Condensing Furnace: The Right Choice For Your Home?
As the (relative) cold of the Texas winter sets in, many homeowners become more aware of the performance of their central heating system. Being able to easily control the temperature in your home can have a great impact on quality of life. So let’s talk about furnaces. Replacing & installing a furnace is a big investment to begin with, and there are many more factors to consider when thinking of opting for its upgraded big brother: the condensing furnace.
The main difference between the two is a second heat exchanger present in the condensing furnace. During the combustion process in a traditional furnace, heat is released from fuel — some of which gets lost as it turns into vapor and escapes through a flue pipe to the outside. Here’s where that second heat exchanger comes in handy. The condensing furnace’s second heat exchanger is able to trap the water vapor and force more heat out of it, making it the more energy-efficient option.
Sounds like a no-brainer, condensing furnace it is! Not so fast, let’s first explore a couple of reasons you might want to stick to a traditional furnace:
STANDARD/TRADITIONAL FURNACE: THE BENEFITS
Cheaper Upfront Costs
As you might have guessed, a traditional non-condensing furnace is much cheaper in terms of upfront costs. If you’re on a tight budget or you simply want to free up some cash to invest in other areas of your home, we recommend opting for a non-condensing furnace.
For The Most Part, It Can Handle The Texas Weather
Condensing furnaces become more and more popular the closer you move to cold climate areas, which makes sense!

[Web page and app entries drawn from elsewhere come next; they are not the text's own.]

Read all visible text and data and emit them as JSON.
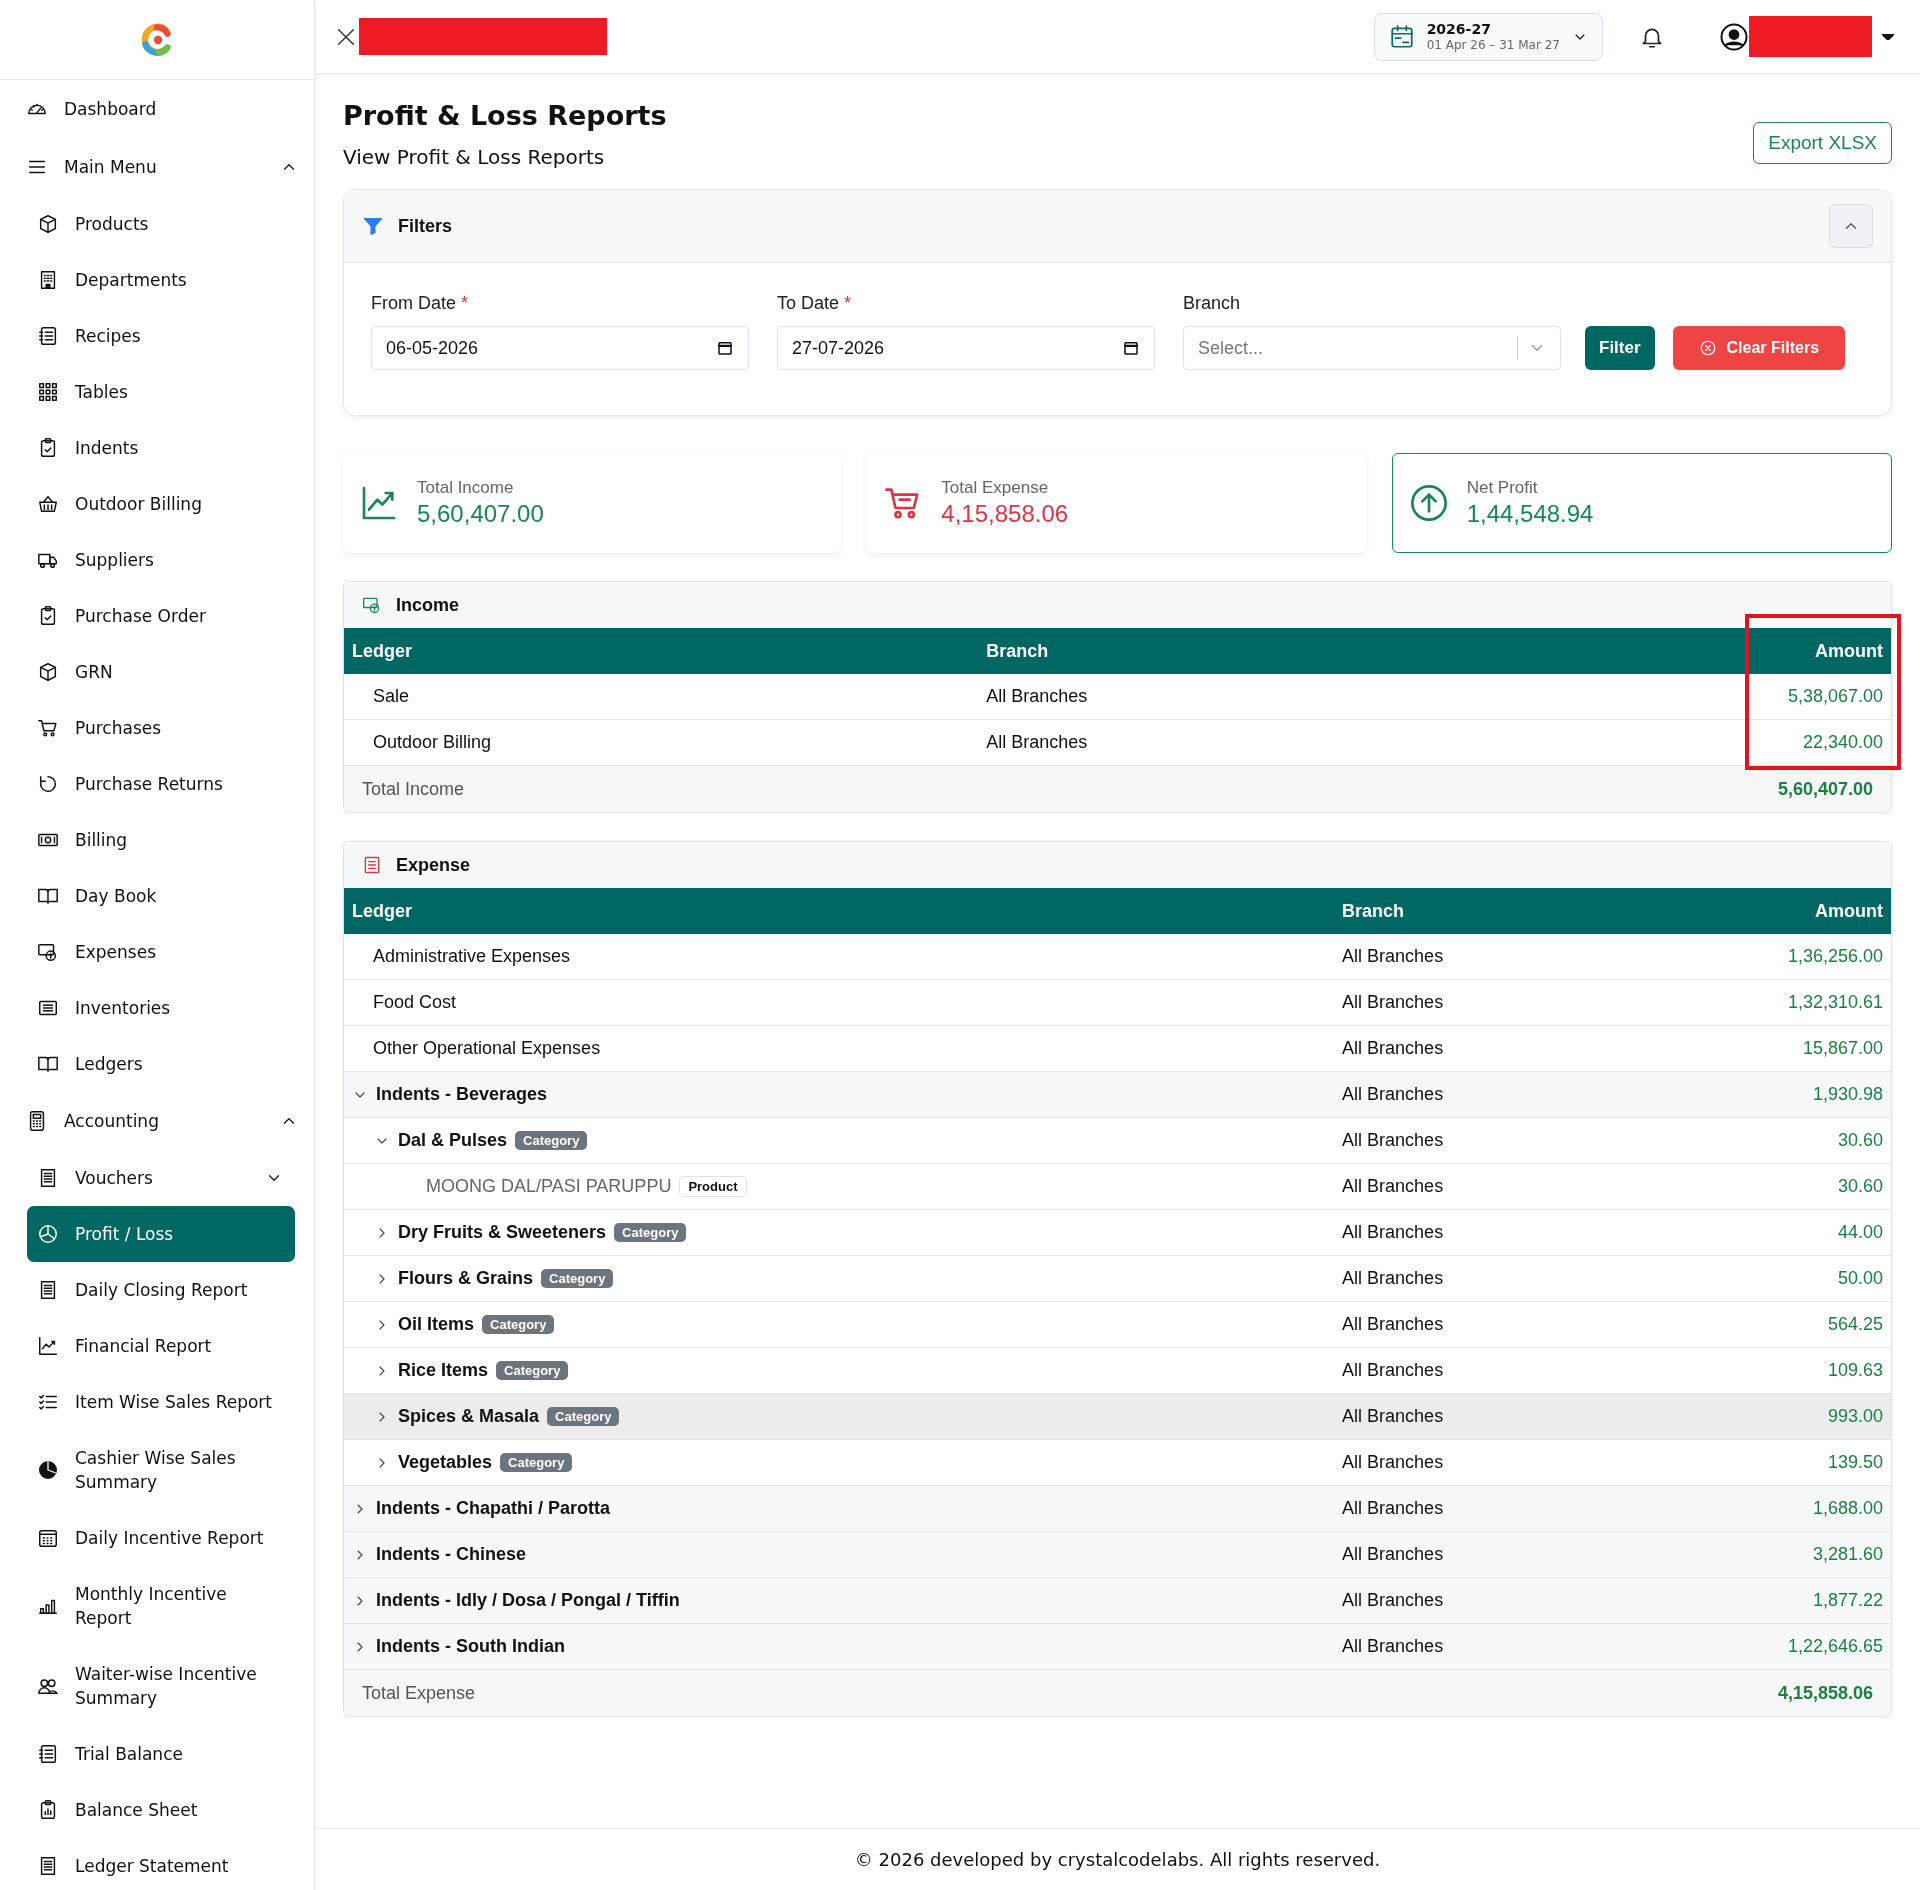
{
  "header": {
    "title_redacted": true,
    "fiscal_year": {
      "label": "2026-27",
      "range": "01 Apr 26 – 31 Mar 27"
    },
    "user_redacted": true
  },
  "sidebar": {
    "items": [
      {
        "label": "Dashboard",
        "selected": false
      },
      {
        "label": "Main Menu",
        "selected": false,
        "expanded": true,
        "children": [
          {
            "label": "Products",
            "selected": false
          },
          {
            "label": "Departments",
            "selected": false
          },
          {
            "label": "Recipes",
            "selected": false
          },
          {
            "label": "Tables",
            "selected": false
          },
          {
            "label": "Indents",
            "selected": false
          },
          {
            "label": "Outdoor Billing",
            "selected": false
          },
          {
            "label": "Suppliers",
            "selected": false
          },
          {
            "label": "Purchase Order",
            "selected": false
          },
          {
            "label": "GRN",
            "selected": false
          },
          {
            "label": "Purchases",
            "selected": false
          },
          {
            "label": "Purchase Returns",
            "selected": false
          },
          {
            "label": "Billing",
            "selected": false
          },
          {
            "label": "Day Book",
            "selected": false
          },
          {
            "label": "Expenses",
            "selected": false
          },
          {
            "label": "Inventories",
            "selected": false
          },
          {
            "label": "Ledgers",
            "selected": false
          }
        ]
      },
      {
        "label": "Accounting",
        "selected": false,
        "expanded": true,
        "children": [
          {
            "label": "Vouchers",
            "selected": false,
            "expanded": false
          },
          {
            "label": "Profit / Loss",
            "selected": true
          },
          {
            "label": "Daily Closing Report",
            "selected": false
          },
          {
            "label": "Financial Report",
            "selected": false
          },
          {
            "label": "Item Wise Sales Report",
            "selected": false
          },
          {
            "label": "Cashier Wise Sales Summary",
            "selected": false
          },
          {
            "label": "Daily Incentive Report",
            "selected": false
          },
          {
            "label": "Monthly Incentive Report",
            "selected": false
          },
          {
            "label": "Waiter-wise Incentive Summary",
            "selected": false
          },
          {
            "label": "Trial Balance",
            "selected": false
          },
          {
            "label": "Balance Sheet",
            "selected": false
          },
          {
            "label": "Ledger Statement",
            "selected": false
          }
        ]
      }
    ]
  },
  "page": {
    "title": "Profit & Loss Reports",
    "subtitle": "View Profit & Loss Reports",
    "export_button": "Export XLSX"
  },
  "filters": {
    "title": "Filters",
    "expanded": true,
    "fields": [
      {
        "kind": "date",
        "label": "From Date",
        "required_mark": "*",
        "value": "06-05-2026"
      },
      {
        "kind": "date",
        "label": "To Date",
        "required_mark": "*",
        "value": "27-07-2026"
      },
      {
        "kind": "select",
        "label": "Branch",
        "placeholder": "Select..."
      }
    ],
    "buttons": [
      {
        "kind": "primary",
        "label": "Filter"
      },
      {
        "kind": "danger",
        "label": "Clear Filters"
      }
    ]
  },
  "summary": [
    {
      "label": "Total Income",
      "value": "5,60,407.00",
      "color": "#198754",
      "outlined": false
    },
    {
      "label": "Total Expense",
      "value": "4,15,858.06",
      "color": "#dc3545",
      "outlined": false
    },
    {
      "label": "Net Profit",
      "value": "1,44,548.94",
      "color": "#198754",
      "outlined": true
    }
  ],
  "income": {
    "title": "Income",
    "highlight_frame": true,
    "columns": [
      "Ledger",
      "Branch",
      "Amount"
    ],
    "rows": [
      {
        "kind": "ledger",
        "ledger": "Sale",
        "branch": "All Branches",
        "amount": "5,38,067.00"
      },
      {
        "kind": "ledger",
        "ledger": "Outdoor Billing",
        "branch": "All Branches",
        "amount": "22,340.00"
      }
    ],
    "total": {
      "label": "Total Income",
      "value": "5,60,407.00"
    }
  },
  "expense": {
    "title": "Expense",
    "columns": [
      "Ledger",
      "Branch",
      "Amount"
    ],
    "rows": [
      {
        "kind": "ledger",
        "ledger": "Administrative Expenses",
        "branch": "All Branches",
        "amount": "1,36,256.00"
      },
      {
        "kind": "ledger",
        "ledger": "Food Cost",
        "branch": "All Branches",
        "amount": "1,32,310.61"
      },
      {
        "kind": "ledger",
        "ledger": "Other Operational Expenses",
        "branch": "All Branches",
        "amount": "15,867.00"
      },
      {
        "kind": "group",
        "ledger": "Indents - Beverages",
        "branch": "All Branches",
        "amount": "1,930.98",
        "expanded": true,
        "hovered": false,
        "children": [
          {
            "kind": "category",
            "ledger": "Dal & Pulses",
            "badge": "Category",
            "branch": "All Branches",
            "amount": "30.60",
            "expanded": true,
            "hovered": false,
            "children": [
              {
                "kind": "product",
                "ledger": "MOONG DAL/PASI PARUPPU",
                "badge": "Product",
                "branch": "All Branches",
                "amount": "30.60"
              }
            ]
          },
          {
            "kind": "category",
            "ledger": "Dry Fruits & Sweeteners",
            "badge": "Category",
            "branch": "All Branches",
            "amount": "44.00",
            "expanded": false,
            "hovered": false
          },
          {
            "kind": "category",
            "ledger": "Flours & Grains",
            "badge": "Category",
            "branch": "All Branches",
            "amount": "50.00",
            "expanded": false,
            "hovered": false
          },
          {
            "kind": "category",
            "ledger": "Oil Items",
            "badge": "Category",
            "branch": "All Branches",
            "amount": "564.25",
            "expanded": false,
            "hovered": false
          },
          {
            "kind": "category",
            "ledger": "Rice Items",
            "badge": "Category",
            "branch": "All Branches",
            "amount": "109.63",
            "expanded": false,
            "hovered": false
          },
          {
            "kind": "category",
            "ledger": "Spices & Masala",
            "badge": "Category",
            "branch": "All Branches",
            "amount": "993.00",
            "expanded": false,
            "hovered": true
          },
          {
            "kind": "category",
            "ledger": "Vegetables",
            "badge": "Category",
            "branch": "All Branches",
            "amount": "139.50",
            "expanded": false,
            "hovered": false
          }
        ]
      },
      {
        "kind": "group",
        "ledger": "Indents - Chapathi / Parotta",
        "branch": "All Branches",
        "amount": "1,688.00",
        "expanded": false,
        "hovered": false
      },
      {
        "kind": "group",
        "ledger": "Indents - Chinese",
        "branch": "All Branches",
        "amount": "3,281.60",
        "expanded": false,
        "hovered": false
      },
      {
        "kind": "group",
        "ledger": "Indents - Idly / Dosa / Pongal / Tiffin",
        "branch": "All Branches",
        "amount": "1,877.22",
        "expanded": false,
        "hovered": false
      },
      {
        "kind": "group",
        "ledger": "Indents - South Indian",
        "branch": "All Branches",
        "amount": "1,22,646.65",
        "expanded": false,
        "hovered": false
      }
    ],
    "total": {
      "label": "Total Expense",
      "value": "4,15,858.06"
    }
  },
  "footer": "© 2026 developed by crystalcodelabs. All rights reserved."
}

But for some Texas homeowners, who only run heating for 3-4 months out of the year, it can feel like a bit of a luxury.
Not As Reliant On Infrastructure
A traditional furnace is not as dependent on other fixtures in your home in order to produce its output. A condensing furnace on the other hand requires stellar insulation and ductwork to realize its full potential. Areas around the house that allow that extra generated heat to escape can almost entirely cancel out the added benefits of having a condensing furnace. And so improving your home’s insulation and getting leaks sealed can result in many added expenses.
It’s A Long Term Investment
As its main benefit is durability and efficiency over time, investing in a condensing furnace and moving a few years later makes the investment less viable. This goes without saying, but if you’re planning on moving in the short to medium term, it makes sense to go for the standard furnace.
CONDENSING FURNACE: THE BENEFITS
More Energy-Efficient & Great AFUE Rating
As discussed earlier, the condensing furnace is far more fuel efficient than its traditional counterpart thanks to its extra heat exchanger and other bits of advanced technology like variable-speed blower motors and sealed combustion. A furnace’s energy efficiency is measured by its Annual Fuel Utilization Efficiency (AFUE) Rating which is expressed as a percentage. Standard furnaces average around 80%, while condensing furnaces score at least 90%, with some even exceeding 95%.
Save In The Long Run
The more efficiency rises, the more your monthly heating costs will drop. Homeowners who invest in a condensing furnace typically see a decrease in their energy bills within months, making it not only a smart financial decision but also environmentally responsible. Thanks to its durability, the condensing furnace requires less maintenance and is less likely to suddenly break down. But checkups are always advised to make sure your furnace is in tip top shape.
Heats Home Evenly
Now let’s talk about a benefit you can actually feel. We all have that one unpredictable room in our home that’s always freakishly warm or unbearably cold. Homeowners who install condensing furnaces observe a noticeable improvement when it comes to cold and warm spots throughout the home. This is achieved in part by the condensing furnace’s ability to run for longer periods of time at a lower capacity, which results in the gradual dispense of heat in every room. Sealed combustion also plays its part in heating the home evenly. Condensing furnaces draw air from outside via pipes, allowing it to avoid reusing indoor air that has already been heated.
As you can tell, there’s lots to consider when deciding between a condensing and non-condensing furnace. Every homeowner has different preferences and needs, and doing ample research is a great way to start.
Your next step is to reach out to a technician who can further help you understand the various benefits and drawbacks of each option.